Web page and app entries:
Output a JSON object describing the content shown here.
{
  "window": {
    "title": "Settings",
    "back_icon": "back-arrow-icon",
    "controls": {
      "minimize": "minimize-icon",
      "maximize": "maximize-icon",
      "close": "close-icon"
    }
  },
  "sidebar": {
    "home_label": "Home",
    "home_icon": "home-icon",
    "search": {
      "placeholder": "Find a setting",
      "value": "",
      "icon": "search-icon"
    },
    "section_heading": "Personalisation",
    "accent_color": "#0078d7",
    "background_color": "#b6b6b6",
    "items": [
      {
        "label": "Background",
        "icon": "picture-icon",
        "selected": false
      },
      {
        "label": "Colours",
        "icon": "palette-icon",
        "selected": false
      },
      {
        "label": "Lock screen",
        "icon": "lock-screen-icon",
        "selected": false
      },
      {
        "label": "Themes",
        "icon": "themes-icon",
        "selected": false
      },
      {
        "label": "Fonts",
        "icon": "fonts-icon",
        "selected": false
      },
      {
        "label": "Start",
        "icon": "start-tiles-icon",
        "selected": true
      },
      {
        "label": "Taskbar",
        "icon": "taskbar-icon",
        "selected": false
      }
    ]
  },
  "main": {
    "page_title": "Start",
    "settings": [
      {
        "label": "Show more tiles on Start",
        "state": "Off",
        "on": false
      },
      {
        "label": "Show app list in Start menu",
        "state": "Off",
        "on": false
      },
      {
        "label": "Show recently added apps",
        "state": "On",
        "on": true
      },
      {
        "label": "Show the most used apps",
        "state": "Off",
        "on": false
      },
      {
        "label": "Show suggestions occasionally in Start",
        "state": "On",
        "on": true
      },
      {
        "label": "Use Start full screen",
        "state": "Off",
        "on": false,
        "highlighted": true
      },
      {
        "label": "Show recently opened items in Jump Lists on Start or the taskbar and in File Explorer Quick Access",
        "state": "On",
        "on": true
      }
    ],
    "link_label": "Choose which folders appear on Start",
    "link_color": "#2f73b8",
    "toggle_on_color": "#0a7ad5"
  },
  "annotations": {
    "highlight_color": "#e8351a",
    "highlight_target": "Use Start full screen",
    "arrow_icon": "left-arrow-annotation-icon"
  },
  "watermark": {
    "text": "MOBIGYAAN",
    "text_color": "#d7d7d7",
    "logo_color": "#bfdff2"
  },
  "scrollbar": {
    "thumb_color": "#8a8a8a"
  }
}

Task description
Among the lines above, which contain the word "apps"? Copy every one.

Answer section
        "label": "Show recently added apps",
        "label": "Show the most used apps",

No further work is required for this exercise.